**Provided data:**
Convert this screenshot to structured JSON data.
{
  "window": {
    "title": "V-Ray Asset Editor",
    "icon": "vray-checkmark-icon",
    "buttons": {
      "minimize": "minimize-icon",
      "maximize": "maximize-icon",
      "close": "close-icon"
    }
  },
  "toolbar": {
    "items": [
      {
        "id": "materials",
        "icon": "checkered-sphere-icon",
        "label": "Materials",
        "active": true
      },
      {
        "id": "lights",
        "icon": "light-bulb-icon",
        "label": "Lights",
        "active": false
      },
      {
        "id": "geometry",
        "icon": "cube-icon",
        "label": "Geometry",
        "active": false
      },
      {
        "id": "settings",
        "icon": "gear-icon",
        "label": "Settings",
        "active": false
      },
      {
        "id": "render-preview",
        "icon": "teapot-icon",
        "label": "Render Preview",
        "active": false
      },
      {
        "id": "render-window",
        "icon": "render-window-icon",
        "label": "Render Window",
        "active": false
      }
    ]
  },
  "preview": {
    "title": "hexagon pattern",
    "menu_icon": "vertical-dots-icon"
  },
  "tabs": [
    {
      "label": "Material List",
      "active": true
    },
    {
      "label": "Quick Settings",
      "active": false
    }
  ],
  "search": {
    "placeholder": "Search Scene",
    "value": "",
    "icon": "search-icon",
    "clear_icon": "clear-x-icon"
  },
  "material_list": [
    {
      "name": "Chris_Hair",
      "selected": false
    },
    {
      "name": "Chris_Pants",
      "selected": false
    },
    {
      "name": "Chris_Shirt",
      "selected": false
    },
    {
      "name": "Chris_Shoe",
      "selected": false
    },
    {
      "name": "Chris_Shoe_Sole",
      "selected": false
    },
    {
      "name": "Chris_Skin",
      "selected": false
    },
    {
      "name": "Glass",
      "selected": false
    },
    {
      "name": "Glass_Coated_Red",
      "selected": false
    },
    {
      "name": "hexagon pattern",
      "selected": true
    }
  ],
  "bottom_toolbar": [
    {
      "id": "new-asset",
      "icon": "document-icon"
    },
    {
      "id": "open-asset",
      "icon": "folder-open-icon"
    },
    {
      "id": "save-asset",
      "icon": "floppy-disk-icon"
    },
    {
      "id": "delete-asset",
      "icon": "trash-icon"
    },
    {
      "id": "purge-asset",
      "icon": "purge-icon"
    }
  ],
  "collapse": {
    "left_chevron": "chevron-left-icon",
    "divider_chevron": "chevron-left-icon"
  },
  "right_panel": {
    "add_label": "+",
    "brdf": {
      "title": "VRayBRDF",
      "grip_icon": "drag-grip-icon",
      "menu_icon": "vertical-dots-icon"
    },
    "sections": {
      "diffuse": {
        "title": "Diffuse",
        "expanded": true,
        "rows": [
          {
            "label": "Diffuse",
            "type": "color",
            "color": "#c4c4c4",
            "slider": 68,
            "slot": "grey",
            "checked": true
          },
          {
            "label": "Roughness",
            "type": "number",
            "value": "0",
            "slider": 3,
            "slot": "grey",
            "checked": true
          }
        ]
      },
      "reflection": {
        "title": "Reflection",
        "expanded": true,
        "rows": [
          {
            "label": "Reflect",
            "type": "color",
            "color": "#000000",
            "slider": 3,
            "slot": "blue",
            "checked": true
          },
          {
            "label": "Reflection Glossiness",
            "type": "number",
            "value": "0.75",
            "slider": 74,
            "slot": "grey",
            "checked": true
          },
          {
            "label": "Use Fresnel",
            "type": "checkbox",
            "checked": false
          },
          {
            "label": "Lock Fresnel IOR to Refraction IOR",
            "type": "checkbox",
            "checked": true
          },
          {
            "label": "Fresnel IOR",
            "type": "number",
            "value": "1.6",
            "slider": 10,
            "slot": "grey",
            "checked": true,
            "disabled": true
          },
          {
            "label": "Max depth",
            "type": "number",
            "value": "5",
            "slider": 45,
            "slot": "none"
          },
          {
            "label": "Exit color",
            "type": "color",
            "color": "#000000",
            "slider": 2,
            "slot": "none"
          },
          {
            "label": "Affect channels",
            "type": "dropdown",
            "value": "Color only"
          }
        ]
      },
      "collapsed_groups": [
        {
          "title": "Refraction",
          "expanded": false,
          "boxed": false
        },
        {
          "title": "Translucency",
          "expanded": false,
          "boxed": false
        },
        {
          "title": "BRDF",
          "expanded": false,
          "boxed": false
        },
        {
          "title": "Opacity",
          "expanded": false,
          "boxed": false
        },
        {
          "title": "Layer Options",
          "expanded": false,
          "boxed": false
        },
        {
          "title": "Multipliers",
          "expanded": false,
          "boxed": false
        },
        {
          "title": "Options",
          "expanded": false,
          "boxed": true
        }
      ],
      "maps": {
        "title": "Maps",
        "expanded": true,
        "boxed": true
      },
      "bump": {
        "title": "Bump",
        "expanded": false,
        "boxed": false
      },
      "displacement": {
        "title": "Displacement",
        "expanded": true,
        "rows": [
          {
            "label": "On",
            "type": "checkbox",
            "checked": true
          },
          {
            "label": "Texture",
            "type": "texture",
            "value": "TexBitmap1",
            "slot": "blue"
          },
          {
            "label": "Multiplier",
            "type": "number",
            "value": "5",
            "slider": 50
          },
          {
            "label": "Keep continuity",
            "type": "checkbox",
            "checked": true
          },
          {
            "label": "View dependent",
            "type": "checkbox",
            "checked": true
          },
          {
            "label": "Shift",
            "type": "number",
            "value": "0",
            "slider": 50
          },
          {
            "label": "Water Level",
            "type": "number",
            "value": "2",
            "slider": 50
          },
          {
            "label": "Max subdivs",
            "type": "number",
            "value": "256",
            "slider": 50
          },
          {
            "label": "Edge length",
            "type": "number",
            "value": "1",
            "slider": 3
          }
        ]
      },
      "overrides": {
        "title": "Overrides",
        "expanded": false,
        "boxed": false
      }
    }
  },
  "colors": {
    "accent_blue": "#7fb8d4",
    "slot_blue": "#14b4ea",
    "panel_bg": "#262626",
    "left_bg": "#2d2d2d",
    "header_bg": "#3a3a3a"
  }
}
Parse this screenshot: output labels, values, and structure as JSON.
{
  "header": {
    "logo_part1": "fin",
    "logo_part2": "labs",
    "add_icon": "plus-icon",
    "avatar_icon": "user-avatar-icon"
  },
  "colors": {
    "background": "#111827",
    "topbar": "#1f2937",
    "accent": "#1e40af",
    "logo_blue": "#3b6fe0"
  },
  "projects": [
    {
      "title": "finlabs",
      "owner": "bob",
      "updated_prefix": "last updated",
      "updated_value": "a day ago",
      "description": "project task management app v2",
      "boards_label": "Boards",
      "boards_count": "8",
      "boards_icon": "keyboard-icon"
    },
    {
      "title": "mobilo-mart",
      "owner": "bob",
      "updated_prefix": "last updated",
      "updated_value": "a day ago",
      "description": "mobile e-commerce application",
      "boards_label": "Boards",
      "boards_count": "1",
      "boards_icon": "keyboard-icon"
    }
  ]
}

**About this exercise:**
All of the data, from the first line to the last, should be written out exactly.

**Task answer:**
Convert this screenshot to structured JSON data.
{
  "window": {
    "title": "V-Ray Asset Editor",
    "icon": "vray-checkmark-icon",
    "buttons": {
      "minimize": "minimize-icon",
      "maximize": "maximize-icon",
      "close": "close-icon"
    }
  },
  "toolbar": {
    "items": [
      {
        "id": "materials",
        "icon": "checkered-sphere-icon",
        "label": "Materials",
        "active": true
      },
      {
        "id": "lights",
        "icon": "light-bulb-icon",
        "label": "Lights",
        "active": false
      },
      {
        "id": "geometry",
        "icon": "cube-icon",
        "label": "Geometry",
        "active": false
      },
      {
        "id": "settings",
        "icon": "gear-icon",
        "label": "Settings",
        "active": false
      },
      {
        "id": "render-preview",
        "icon": "teapot-icon",
        "label": "Render Preview",
        "active": false
      },
      {
        "id": "render-window",
        "icon": "render-window-icon",
        "label": "Render Window",
        "active": false
      }
    ]
  },
  "preview": {
    "title": "hexagon pattern",
    "menu_icon": "vertical-dots-icon"
  },
  "tabs": [
    {
      "label": "Material List",
      "active": true
    },
    {
      "label": "Quick Settings",
      "active": false
    }
  ],
  "search": {
    "placeholder": "Search Scene",
    "value": "",
    "icon": "search-icon",
    "clear_icon": "clear-x-icon"
  },
  "material_list": [
    {
      "name": "Chris_Hair",
      "selected": false
    },
    {
      "name": "Chris_Pants",
      "selected": false
    },
    {
      "name": "Chris_Shirt",
      "selected": false
    },
    {
      "name": "Chris_Shoe",
      "selected": false
    },
    {
      "name": "Chris_Shoe_Sole",
      "selected": false
    },
    {
      "name": "Chris_Skin",
      "selected": false
    },
    {
      "name": "Glass",
      "selected": false
    },
    {
      "name": "Glass_Coated_Red",
      "selected": false
    },
    {
      "name": "hexagon pattern",
      "selected": true
    }
  ],
  "bottom_toolbar": [
    {
      "id": "new-asset",
      "icon": "document-icon"
    },
    {
      "id": "open-asset",
      "icon": "folder-open-icon"
    },
    {
      "id": "save-asset",
      "icon": "floppy-disk-icon"
    },
    {
      "id": "delete-asset",
      "icon": "trash-icon"
    },
    {
      "id": "purge-asset",
      "icon": "purge-icon"
    }
  ],
  "collapse": {
    "left_chevron": "chevron-left-icon",
    "divider_chevron": "chevron-left-icon"
  },
  "right_panel": {
    "add_label": "+",
    "brdf": {
      "title": "VRayBRDF",
      "grip_icon": "drag-grip-icon",
      "menu_icon": "vertical-dots-icon"
    },
    "sections": {
      "diffuse": {
        "title": "Diffuse",
        "expanded": true,
        "rows": [
          {
            "label": "Diffuse",
            "type": "color",
            "color": "#c4c4c4",
            "slider": 68,
            "slot": "grey",
            "checked": true
          },
          {
            "label": "Roughness",
            "type": "number",
            "value": "0",
            "slider": 3,
            "slot": "grey",
            "checked": true
          }
        ]
      },
      "reflection": {
        "title": "Reflection",
        "expanded": true,
        "rows": [
          {
            "label": "Reflect",
            "type": "color",
            "color": "#000000",
            "slider": 3,
            "slot": "blue",
            "checked": true
          },
          {
            "label": "Reflection Glossiness",
            "type": "number",
            "value": "0.75",
            "slider": 74,
            "slot": "grey",
            "checked": true
          },
          {
            "label": "Use Fresnel",
            "type": "checkbox",
            "checked": false
          },
          {
            "label": "Lock Fresnel IOR to Refraction IOR",
            "type": "checkbox",
            "checked": true
          },
          {
            "label": "Fresnel IOR",
            "type": "number",
            "value": "1.6",
            "slider": 10,
            "slot": "grey",
            "checked": true,
            "disabled": true
          },
          {
            "label": "Max depth",
            "type": "number",
            "value": "5",
            "slider": 45,
            "slot": "none"
          },
          {
            "label": "Exit color",
            "type": "color",
            "color": "#000000",
            "slider": 2,
            "slot": "none"
          },
          {
            "label": "Affect channels",
            "type": "dropdown",
            "value": "Color only"
          }
        ]
      },
      "collapsed_groups": [
        {
          "title": "Refraction",
          "expanded": false,
          "boxed": false
        },
        {
          "title": "Translucency",
          "expanded": false,
          "boxed": false
        },
        {
          "title": "BRDF",
          "expanded": false,
          "boxed": false
        },
        {
          "title": "Opacity",
          "expanded": false,
          "boxed": false
        },
        {
          "title": "Layer Options",
          "expanded": false,
          "boxed": false
        },
        {
          "title": "Multipliers",
          "expanded": false,
          "boxed": false
        },
        {
          "title": "Options",
          "expanded": false,
          "boxed": true
        }
      ],
      "maps": {
        "title": "Maps",
        "expanded": true,
        "boxed": true
      },
      "bump": {
        "title": "Bump",
        "expanded": false,
        "boxed": false
      },
      "displacement": {
        "title": "Displacement",
        "expanded": true,
        "rows": [
          {
            "label": "On",
            "type": "checkbox",
            "checked": true
          },
          {
            "label": "Texture",
            "type": "texture",
            "value": "TexBitmap1",
            "slot": "blue"
          },
          {
            "label": "Multiplier",
            "type": "number",
            "value": "5",
            "slider": 50
          },
          {
            "label": "Keep continuity",
            "type": "checkbox",
            "checked": true
          },
          {
            "label": "View dependent",
            "type": "checkbox",
            "checked": true
          },
          {
            "label": "Shift",
            "type": "number",
            "value": "0",
            "slider": 50
          },
          {
            "label": "Water Level",
            "type": "number",
            "value": "2",
            "slider": 50
          },
          {
            "label": "Max subdivs",
            "type": "number",
            "value": "256",
            "slider": 50
          },
          {
            "label": "Edge length",
            "type": "number",
            "value": "1",
            "slider": 3
          }
        ]
      },
      "overrides": {
        "title": "Overrides",
        "expanded": false,
        "boxed": false
      }
    }
  },
  "colors": {
    "accent_blue": "#7fb8d4",
    "slot_blue": "#14b4ea",
    "panel_bg": "#262626",
    "left_bg": "#2d2d2d",
    "header_bg": "#3a3a3a"
  }
}
Parse this screenshot: output labels, values, and structure as JSON.
{
  "header": {
    "logo_part1": "fin",
    "logo_part2": "labs",
    "add_icon": "plus-icon",
    "avatar_icon": "user-avatar-icon"
  },
  "colors": {
    "background": "#111827",
    "topbar": "#1f2937",
    "accent": "#1e40af",
    "logo_blue": "#3b6fe0"
  },
  "projects": [
    {
      "title": "finlabs",
      "owner": "bob",
      "updated_prefix": "last updated",
      "updated_value": "a day ago",
      "description": "project task management app v2",
      "boards_label": "Boards",
      "boards_count": "8",
      "boards_icon": "keyboard-icon"
    },
    {
      "title": "mobilo-mart",
      "owner": "bob",
      "updated_prefix": "last updated",
      "updated_value": "a day ago",
      "description": "mobile e-commerce application",
      "boards_label": "Boards",
      "boards_count": "1",
      "boards_icon": "keyboard-icon"
    }
  ]
}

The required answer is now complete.